**The problem:**
Apart from the pictures, every record here must be copied word for word.

**Entries provided:**
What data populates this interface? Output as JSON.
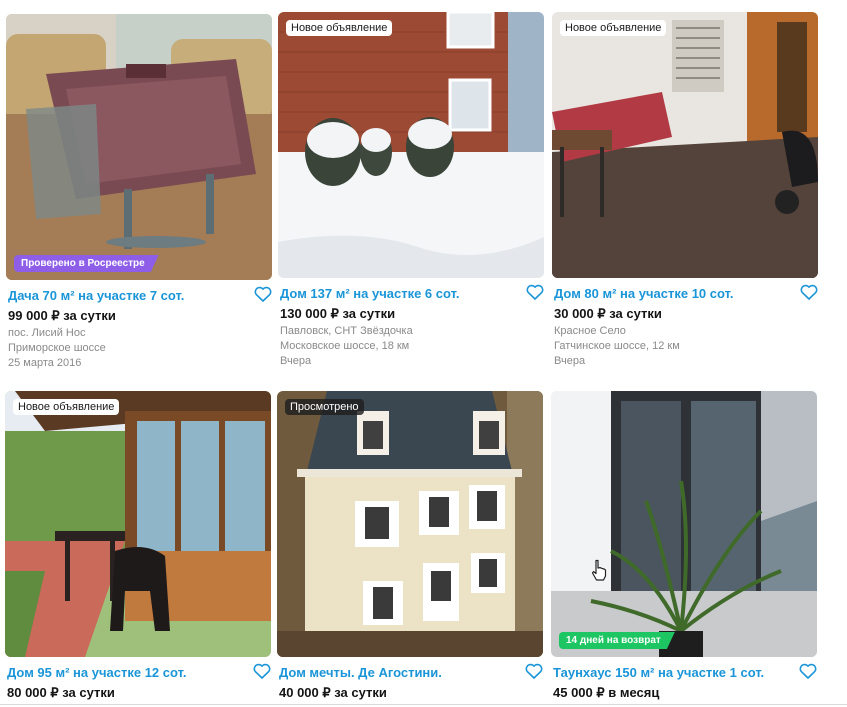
{
  "listings": [
    {
      "badge_top": "",
      "badge_bottom": "Проверено в Росреестре",
      "title": "Дача 70 м² на участке 7 сот.",
      "price": "99 000 ₽ за сутки",
      "line1": "пос. Лисий Нос",
      "line2": "Приморское шоссе",
      "line3": "25 марта 2016"
    },
    {
      "badge_top": "Новое объявление",
      "badge_bottom": "",
      "title": "Дом 137 м² на участке 6 сот.",
      "price": "130 000 ₽ за сутки",
      "line1": "Павловск, СНТ Звёздочка",
      "line2": "Московское шоссе, 18 км",
      "line3": "Вчера"
    },
    {
      "badge_top": "Новое объявление",
      "badge_bottom": "",
      "title": "Дом 80 м² на участке 10 сот.",
      "price": "30 000 ₽ за сутки",
      "line1": "Красное Село",
      "line2": "Гатчинское шоссе, 12 км",
      "line3": "Вчера"
    },
    {
      "badge_top": "Новое объявление",
      "badge_bottom": "",
      "title": "Дом 95 м² на участке 12 сот.",
      "price": "80 000 ₽ за сутки",
      "line1": "",
      "line2": "",
      "line3": ""
    },
    {
      "badge_top": "Просмотрено",
      "badge_bottom": "",
      "title": "Дом мечты. Де Агостини.",
      "price": "40 000 ₽ за сутки",
      "line1": "",
      "line2": "",
      "line3": ""
    },
    {
      "badge_top": "",
      "badge_bottom": "14 дней на возврат",
      "title": "Таунхаус 150 м² на участке 1 сот.",
      "price": "45 000 ₽ в месяц",
      "line1": "",
      "line2": "",
      "line3": ""
    }
  ],
  "colors": {
    "link": "#1995d8",
    "price": "#141414",
    "muted": "#8a8a8a",
    "badge_purple": "#8e5ee8",
    "badge_green": "#1ec663"
  },
  "icons": {
    "favorite": "heart-outline-icon",
    "cursor": "hand-pointer-icon"
  }
}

**Solution:**
What data populates this interface? Output as JSON.
{
  "listings": [
    {
      "badge_top": "",
      "badge_bottom": "Проверено в Росреестре",
      "title": "Дача 70 м² на участке 7 сот.",
      "price": "99 000 ₽ за сутки",
      "line1": "пос. Лисий Нос",
      "line2": "Приморское шоссе",
      "line3": "25 марта 2016"
    },
    {
      "badge_top": "Новое объявление",
      "badge_bottom": "",
      "title": "Дом 137 м² на участке 6 сот.",
      "price": "130 000 ₽ за сутки",
      "line1": "Павловск, СНТ Звёздочка",
      "line2": "Московское шоссе, 18 км",
      "line3": "Вчера"
    },
    {
      "badge_top": "Новое объявление",
      "badge_bottom": "",
      "title": "Дом 80 м² на участке 10 сот.",
      "price": "30 000 ₽ за сутки",
      "line1": "Красное Село",
      "line2": "Гатчинское шоссе, 12 км",
      "line3": "Вчера"
    },
    {
      "badge_top": "Новое объявление",
      "badge_bottom": "",
      "title": "Дом 95 м² на участке 12 сот.",
      "price": "80 000 ₽ за сутки",
      "line1": "",
      "line2": "",
      "line3": ""
    },
    {
      "badge_top": "Просмотрено",
      "badge_bottom": "",
      "title": "Дом мечты. Де Агостини.",
      "price": "40 000 ₽ за сутки",
      "line1": "",
      "line2": "",
      "line3": ""
    },
    {
      "badge_top": "",
      "badge_bottom": "14 дней на возврат",
      "title": "Таунхаус 150 м² на участке 1 сот.",
      "price": "45 000 ₽ в месяц",
      "line1": "",
      "line2": "",
      "line3": ""
    }
  ],
  "colors": {
    "link": "#1995d8",
    "price": "#141414",
    "muted": "#8a8a8a",
    "badge_purple": "#8e5ee8",
    "badge_green": "#1ec663"
  },
  "icons": {
    "favorite": "heart-outline-icon",
    "cursor": "hand-pointer-icon"
  }
}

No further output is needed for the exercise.